So I ask: How can a re-elected Senator being considered as merely keeping the same "not new" office when he or she can lose that office despite being re-elected depending on the geographical differences in the two districts? (Remember, it isn't necessary to reside in a district to run and win. But if you want to assume your "not new" office in the GA, you must reside in the "not new" district.")
By logical deduction, the conclusion is thus: Since a Senate redistricting starts with 33 as the constitutional minimum, the GOP power-grab bill set out to intentionally create its own version of 40 "new offices", slicing and dicing as they decided by their own criteria. Some number of these offices were specifically created so they would not replicate those already in existence except for the title in terms of the representation at issue.
The people get it: the GOP intended to create new "offices" as regards their Senators to the maximum extent possible to benefit the GOP, not the voters. Except for keeping the title - Senator - of the office the same, the whole point of the power grab is to create "new offices" by any commonsense definition of the constitutional process involved.
As a matter of the Virginia constitution, requiring a 21-vote constitutional majority is consistent with the document in all regards. The GOP intended, indeed admitted, to creating new seats for Republicans.
I am from the "if it quacks like a duck, walks like a duck, and cites legal documents like a duck then it's a duck" school. Or in this case, a bill to create "new offices" is very much a "duck." Thus, the 20-19 vote to pass the Watkins bill fell shy of the constitutional majority.

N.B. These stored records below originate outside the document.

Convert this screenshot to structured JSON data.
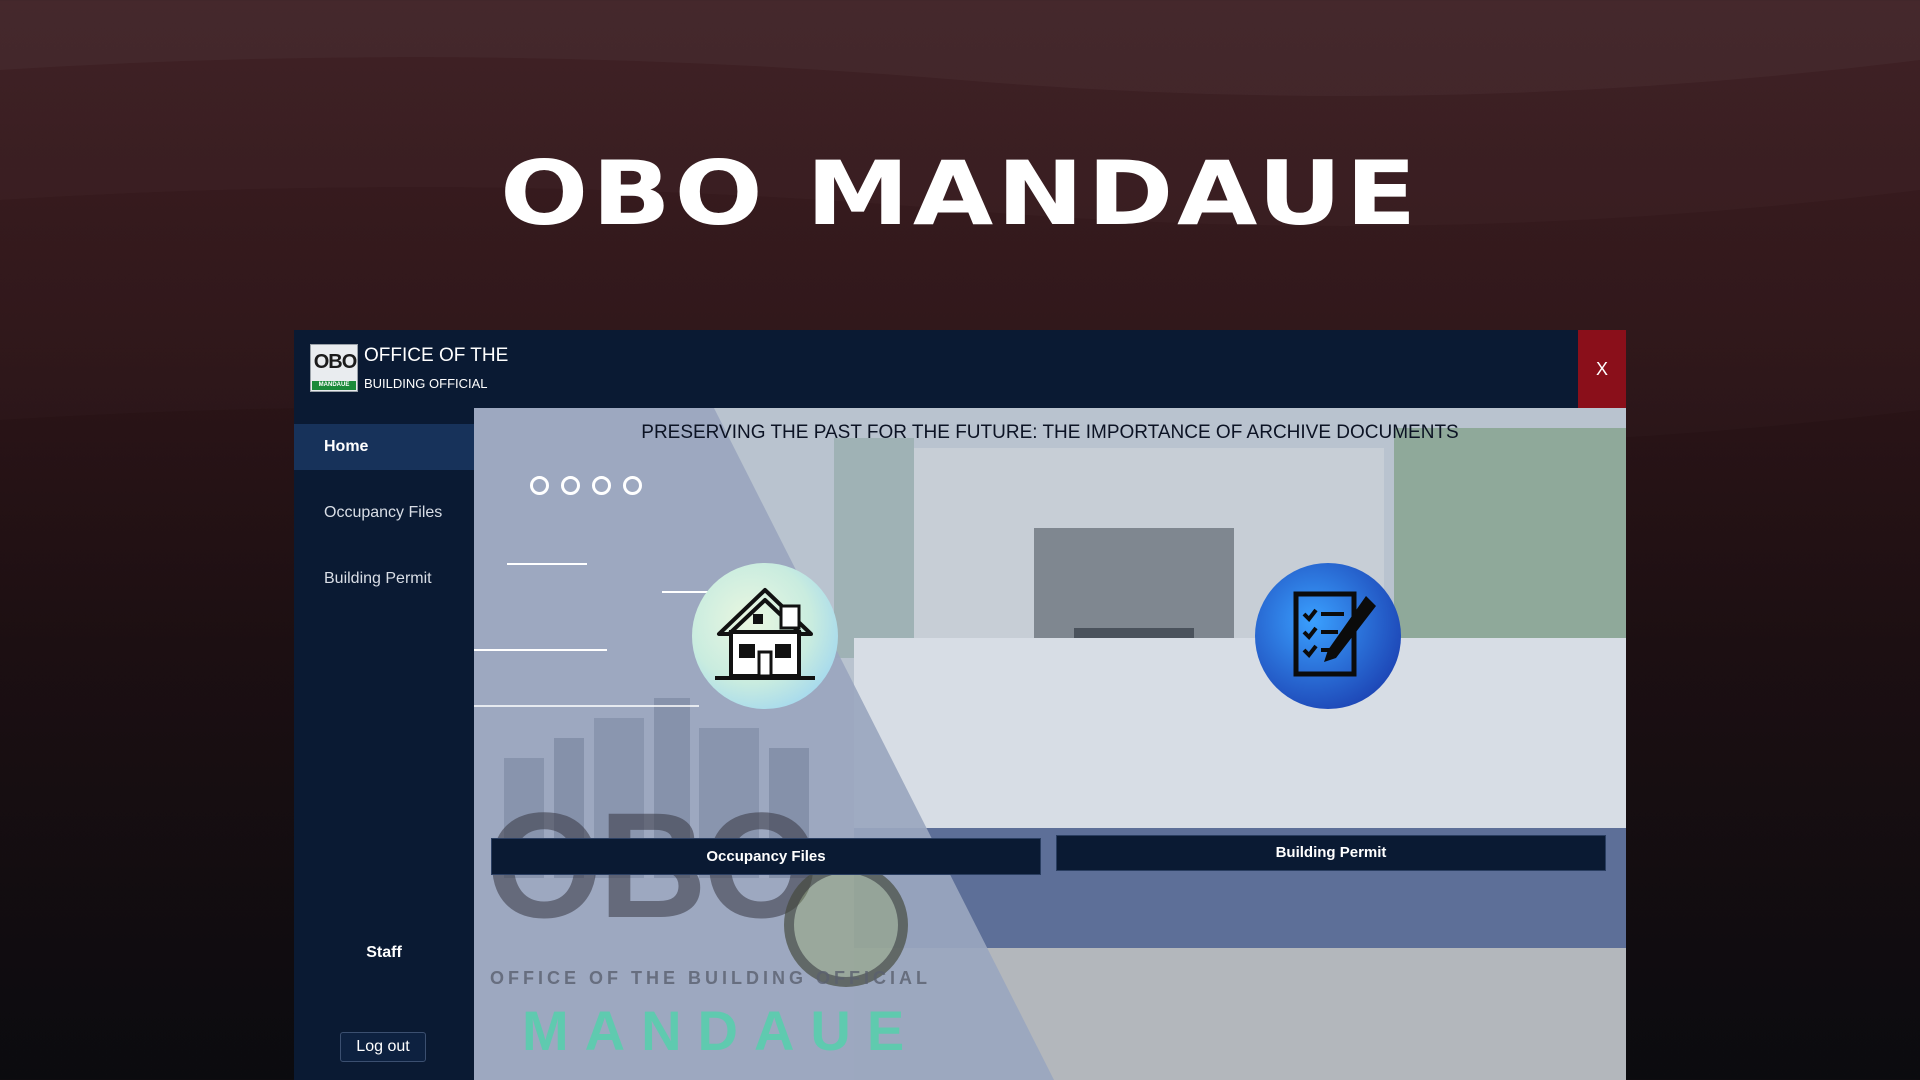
{
  "page": {
    "hero_title": "OBO MANDAUE"
  },
  "window": {
    "logo": {
      "text": "OBO",
      "subtext": "MANDAUE"
    },
    "header_line1": "OFFICE OF THE",
    "header_line2": "BUILDING OFFICIAL",
    "close_label": "X"
  },
  "sidebar": {
    "items": [
      {
        "label": "Home",
        "active": true
      },
      {
        "label": "Occupancy Files",
        "active": false
      },
      {
        "label": "Building Permit",
        "active": false
      }
    ],
    "staff_label": "Staff",
    "logout_label": "Log out"
  },
  "main": {
    "banner_title": "PRESERVING THE PAST FOR THE FUTURE: THE IMPORTANCE OF ARCHIVE DOCUMENTS",
    "slider_dots_count": 4,
    "cards": [
      {
        "icon": "house-icon",
        "label": "Occupancy Files"
      },
      {
        "icon": "document-pen-icon",
        "label": "Building Permit"
      }
    ],
    "watermark": {
      "big_text": "OBO",
      "office_text": "OFFICE OF THE BUILDING OFFICIAL",
      "city_text": "MANDAUE"
    }
  },
  "colors": {
    "header_bg": "#0a1a33",
    "close_bg": "#8a0f1a",
    "active_nav_bg": "#17325a",
    "page_bg_top": "#3a1a1e"
  }
}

Speaker Howell should rule as much and get on with the real business of the people of Virginia.